Listening across our region to voices and thinking about what kind of future we are designing in our efforts, it’s clear that eastern North Carolina is a unique place with both unique opportunities and unique challenges unlike any other part of the state.
What’s striking in many of these hopes is the amount of future investment that will be required to make our ambitions become our reality –world class medical care, for example, that will cost many hundreds of millions of taxpayer dollars.
Education options that compete with urban areas, in addition, and those hoped-for facilities are funded in part through competitive student headcounts and strained rural county budgets.
Transportation networks that are achievable only through federal-level investment.
And so on.
In short, if we are to go where we hope to go then in turn we will need a consensus, not only in a destination, but in the means of achieving those dreams. Like faith, our consensus will be judged not in our abstraction but through our acts.
We’ll need, in other words, a collection of strong core economic engines that sustain public sector investment.
Said differently, the path forward must include doing everything we can to support the growth of the private sector as the surest insulator of future budgets.
While that notion seems simple, we must be aware of the tendency to confuse Benjamin’s Graham’s weighing wisdom–in a paraphrase, he means that our regional economy in the short-term tends to be a voting machine, but in the long-run it tends to be a weighing machine.
We must not forget that dictum–in other words, we must be cautious of things in the short-term that become temptingly popular but, through their popularity, ultimately erode the value creation that is the engine of the future.
In a more Twitter-able summary, ours is a long-term game.
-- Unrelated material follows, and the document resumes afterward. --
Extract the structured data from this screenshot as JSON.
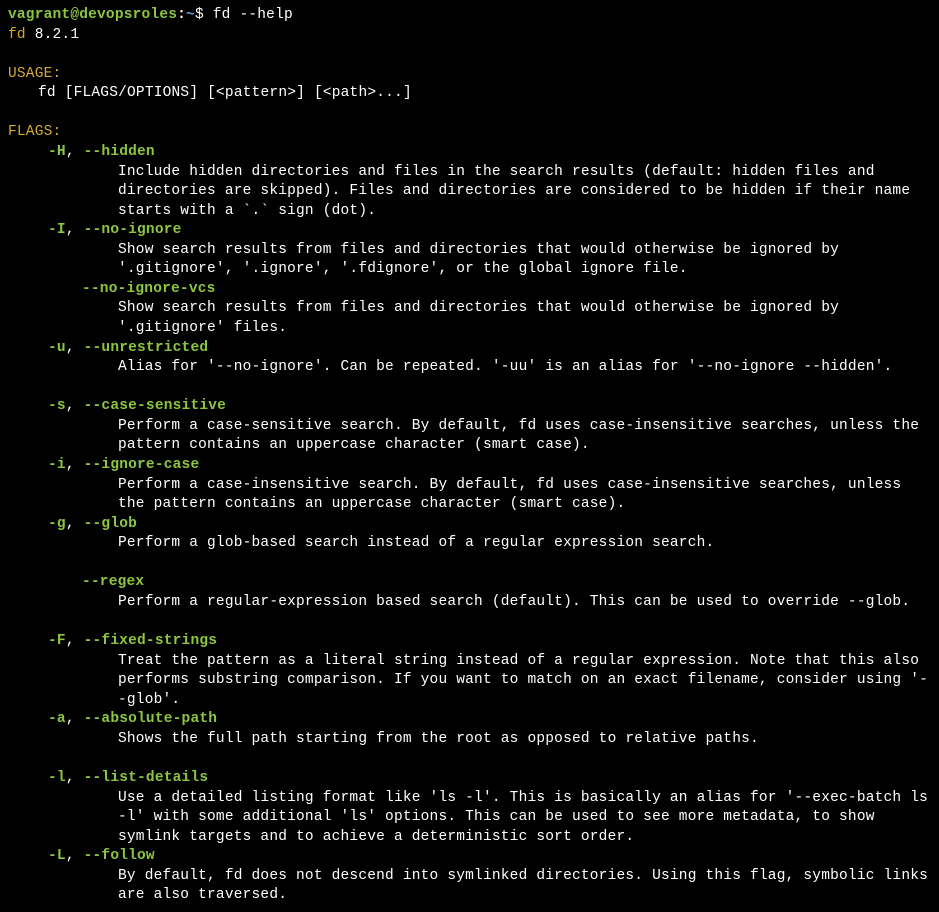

Call it the “Freakonomics” of our visitor engine.
To make the strategic linkage, we’ll need not only to support and sustain our businesses of the day but also to grow and develop our businesses of the future in their ability to create value for others.
That means business-friendly policies, efficient tax structures, and the fewest possible regulatory hurdles.
I’m not suggesting a free-for-all, of course, but I am suggesting the notion that as government grows in its reach the private sector tends to shrink in its innovation.
Our challenge, going back to our collective hopes, is encouraging a private sector that fuels our future and doesn’t limit it.
Now this may all sound like gobbledygook, but the trend is already out there–a sense of too much tourism, for example, can have an tendency to constrict it for the long-term (going back to Graham’s dictum).
In another example, a government tendency to supply housing actually shrinks the housing market.
Large segments of our regional population without healthcare, in yet another example, raise healthcare costs overall.
And so on.
To summon a book analogy, we’re well served to consider the “Freakonomics” of our visitor economy and work actively to avoid, to an extent, short-termism in favor of the long-termism that supports our dreams.
Said simply, checkers is a short-term game. Chess, on the other hand, is the long-term game of timed moves.
Interestingly, new chess research suggests that expertise is limited in impact as time to make decisions shrinks. In other words, plan ahead.
We’ll have to ask ourselves some tough questions in our decisions.
Are we playing checkers or chess as we grow our economic base? And where in the end do those two games lead us, knowing that they are not the same place.